Not addressing this aspect of owning a Shiba would be a disservice to the breed as a whole. Not acknowledging the potential for this reality exists, and not educating owners or prospective owners of the possibilities does nothing to protect the breed or individual Shibas. Does acknowledging this problem exists in the Shiba breed mean it’s a trait? No, but being realistic about the potential and acknowledging possibilities exist through the life of any Shiba may help to control the number of incidents and the public assuming this is a trait. Educating is the key to success, and we need to keep this in mind when it comes to something that isn’t the norm, but where a potential exists for it to become a reality.

This description of Shibas was written by a Shiba Fancier, and addresses the Shiba’s natural instincts when it comes to biting:

"I feel that the potential for a Shiba to bite boils down to two things: (1) The temperament of the individual dog and (2) Shibas are primitive dogs.

(1) Individual dogs: I think temperament can be genetically determined to a large degree. Just like with people, some Shibas come from trouble free backgrounds, yet are fearful of new things or very dominant and aggressive. Some Shibas have come from a long history of hardships and are still calm and sweet. But when faced with challenges, I think Shibas can revert to basic non-submissive self-defense behavior (i.e., displaying aggression) more readily than maybe a retriever or a collie would. In short, they are more likely to snarl than cower.

(2) I tell all potential adopters that shibas are primitive dogs, like dingos, or basenjis. (That surprises many people). I tell them that Shibas are domestic dogs that have NOT been selectively bred to be puppy-like as adults for thousands of generations, as have retrievers and poodles. Nor have Shibas been selectively bred NOT to hunt and kill small animals, as have spaniels and collies. Shibas are intelligent, verbally communicative, strong-willed, independent, and some even panic easily, almost like a wild animal.
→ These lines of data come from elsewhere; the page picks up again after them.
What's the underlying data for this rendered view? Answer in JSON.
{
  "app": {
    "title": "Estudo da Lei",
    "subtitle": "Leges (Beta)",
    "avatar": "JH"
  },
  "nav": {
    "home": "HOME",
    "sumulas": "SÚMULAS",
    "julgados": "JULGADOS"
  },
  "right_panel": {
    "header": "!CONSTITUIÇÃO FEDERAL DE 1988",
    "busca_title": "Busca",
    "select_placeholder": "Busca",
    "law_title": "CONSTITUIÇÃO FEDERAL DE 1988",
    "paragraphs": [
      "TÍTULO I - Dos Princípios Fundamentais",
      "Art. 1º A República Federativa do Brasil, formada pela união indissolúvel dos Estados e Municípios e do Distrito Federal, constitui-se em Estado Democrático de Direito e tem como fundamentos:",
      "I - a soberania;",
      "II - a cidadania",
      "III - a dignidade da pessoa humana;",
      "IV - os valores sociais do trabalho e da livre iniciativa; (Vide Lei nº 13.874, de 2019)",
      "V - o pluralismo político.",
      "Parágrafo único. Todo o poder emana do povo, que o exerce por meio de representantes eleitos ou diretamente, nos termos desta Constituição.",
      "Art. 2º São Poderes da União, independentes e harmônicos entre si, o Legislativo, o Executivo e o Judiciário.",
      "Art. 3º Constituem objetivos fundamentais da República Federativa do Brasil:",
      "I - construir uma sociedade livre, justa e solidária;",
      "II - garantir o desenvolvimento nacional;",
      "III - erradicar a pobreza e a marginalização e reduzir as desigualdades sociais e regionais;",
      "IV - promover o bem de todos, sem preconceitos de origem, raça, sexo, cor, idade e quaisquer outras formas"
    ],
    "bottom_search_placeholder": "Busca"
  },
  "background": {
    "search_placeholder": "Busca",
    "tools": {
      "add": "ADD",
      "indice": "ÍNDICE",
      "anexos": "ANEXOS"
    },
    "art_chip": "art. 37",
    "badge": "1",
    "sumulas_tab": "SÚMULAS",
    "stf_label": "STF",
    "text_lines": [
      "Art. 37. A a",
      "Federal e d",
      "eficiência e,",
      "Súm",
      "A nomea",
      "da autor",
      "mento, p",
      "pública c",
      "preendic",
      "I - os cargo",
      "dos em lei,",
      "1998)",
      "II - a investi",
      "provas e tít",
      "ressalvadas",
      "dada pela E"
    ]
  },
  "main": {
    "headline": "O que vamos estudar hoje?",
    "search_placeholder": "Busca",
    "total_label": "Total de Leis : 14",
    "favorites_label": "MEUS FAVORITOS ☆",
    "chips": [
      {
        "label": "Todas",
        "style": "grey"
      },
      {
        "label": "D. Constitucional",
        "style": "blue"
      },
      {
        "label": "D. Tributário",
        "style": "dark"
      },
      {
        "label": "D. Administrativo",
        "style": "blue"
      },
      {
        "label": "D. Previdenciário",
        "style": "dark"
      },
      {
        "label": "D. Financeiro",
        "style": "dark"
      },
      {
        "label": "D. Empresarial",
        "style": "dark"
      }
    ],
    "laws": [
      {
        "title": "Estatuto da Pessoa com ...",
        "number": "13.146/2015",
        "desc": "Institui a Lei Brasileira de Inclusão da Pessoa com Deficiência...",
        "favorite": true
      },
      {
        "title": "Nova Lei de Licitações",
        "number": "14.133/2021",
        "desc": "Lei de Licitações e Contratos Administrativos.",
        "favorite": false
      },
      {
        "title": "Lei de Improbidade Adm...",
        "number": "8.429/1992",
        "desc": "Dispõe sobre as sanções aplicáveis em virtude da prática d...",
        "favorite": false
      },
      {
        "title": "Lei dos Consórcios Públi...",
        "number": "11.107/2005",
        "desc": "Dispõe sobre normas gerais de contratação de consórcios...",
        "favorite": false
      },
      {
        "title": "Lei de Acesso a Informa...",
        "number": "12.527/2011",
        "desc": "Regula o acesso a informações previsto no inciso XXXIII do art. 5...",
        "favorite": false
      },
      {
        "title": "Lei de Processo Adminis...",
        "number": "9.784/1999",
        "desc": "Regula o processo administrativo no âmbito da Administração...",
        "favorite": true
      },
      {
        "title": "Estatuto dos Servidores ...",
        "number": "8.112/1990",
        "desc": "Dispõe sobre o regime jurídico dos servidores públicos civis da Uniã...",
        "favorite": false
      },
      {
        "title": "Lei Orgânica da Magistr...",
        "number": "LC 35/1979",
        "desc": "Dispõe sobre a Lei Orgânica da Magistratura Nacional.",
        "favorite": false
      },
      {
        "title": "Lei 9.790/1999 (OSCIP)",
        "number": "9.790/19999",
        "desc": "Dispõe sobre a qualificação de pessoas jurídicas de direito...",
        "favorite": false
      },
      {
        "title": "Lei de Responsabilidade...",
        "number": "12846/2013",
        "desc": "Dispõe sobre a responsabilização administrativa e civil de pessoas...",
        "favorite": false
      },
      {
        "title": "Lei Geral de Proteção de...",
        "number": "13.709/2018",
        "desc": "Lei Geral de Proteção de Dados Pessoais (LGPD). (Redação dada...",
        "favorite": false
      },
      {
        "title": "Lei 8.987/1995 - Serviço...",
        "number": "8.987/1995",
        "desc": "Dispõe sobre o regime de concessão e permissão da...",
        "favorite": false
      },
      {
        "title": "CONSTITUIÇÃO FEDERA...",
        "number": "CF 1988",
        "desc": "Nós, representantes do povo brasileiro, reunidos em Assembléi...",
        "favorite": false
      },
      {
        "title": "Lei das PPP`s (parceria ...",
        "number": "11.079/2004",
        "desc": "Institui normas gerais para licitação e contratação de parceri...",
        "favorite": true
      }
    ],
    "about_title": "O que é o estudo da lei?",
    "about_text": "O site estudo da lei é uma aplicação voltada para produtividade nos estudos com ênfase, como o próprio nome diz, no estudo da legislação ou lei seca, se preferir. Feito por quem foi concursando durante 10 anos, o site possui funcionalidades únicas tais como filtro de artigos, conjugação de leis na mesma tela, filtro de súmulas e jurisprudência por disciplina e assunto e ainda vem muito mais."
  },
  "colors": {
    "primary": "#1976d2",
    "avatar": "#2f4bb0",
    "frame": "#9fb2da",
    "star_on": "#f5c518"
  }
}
You can’t treat Shibas like a little lap dog because they’ll walk all over you. You can’t treat Shibas like a collie or a retriever and order them around or they will give you their little Shiba middle fingers and be disobedient just to make a point. Like all animals, Shibas will bite unless they are taught it is not productive or tolerated. (Even human toddlers have to be taught not to bite). If they learn that biting can get them places, then they use it! Many will try out biting as a tool, just as toddlers test their parent’s limits. Unfortunately in today’s society, we think all dogs should be utter milquetoasts, unaware that they have teeth. If people choose to keep a small domesticated wolf, they need to be aware that they must teach it how to live in the pack established by the humans. I guess just as we like to forget that the red meat tidily packaged at the super market was once a cow prancing through the fields, we like to forget our dogs were once (and essentially still are) wolves.

I think Shibas are closer to wolf/dingo behavior than less primitive breeds. I find their behavior fascinating, and really enjoy the trust and relationship I have built with each of my Shibas. I tell people that if they want a doting slave, get a border collie. If they want a loving companion they will have to respect and out-think, if they have patience and a sense of humor, get a Shiba."

Respecting the potential of this breed and working to keep life safe for all concerned is the only way to insure the Shiba Breed doesn’t gain a reputation it doesn’t deserve. Informing owners, prospective owners and future owners is the best way to make this the reality. Owning a Shiba is a life long process of reading your Shiba, listening to what it is saying to you about its world and realizing that Shibas can and will do what they need to do if they feel there is something threatening their life.

"Shibas and Biting" was originally written by Carolyn Sanford for Northeast Shiba Rescue Association. Used by written permission.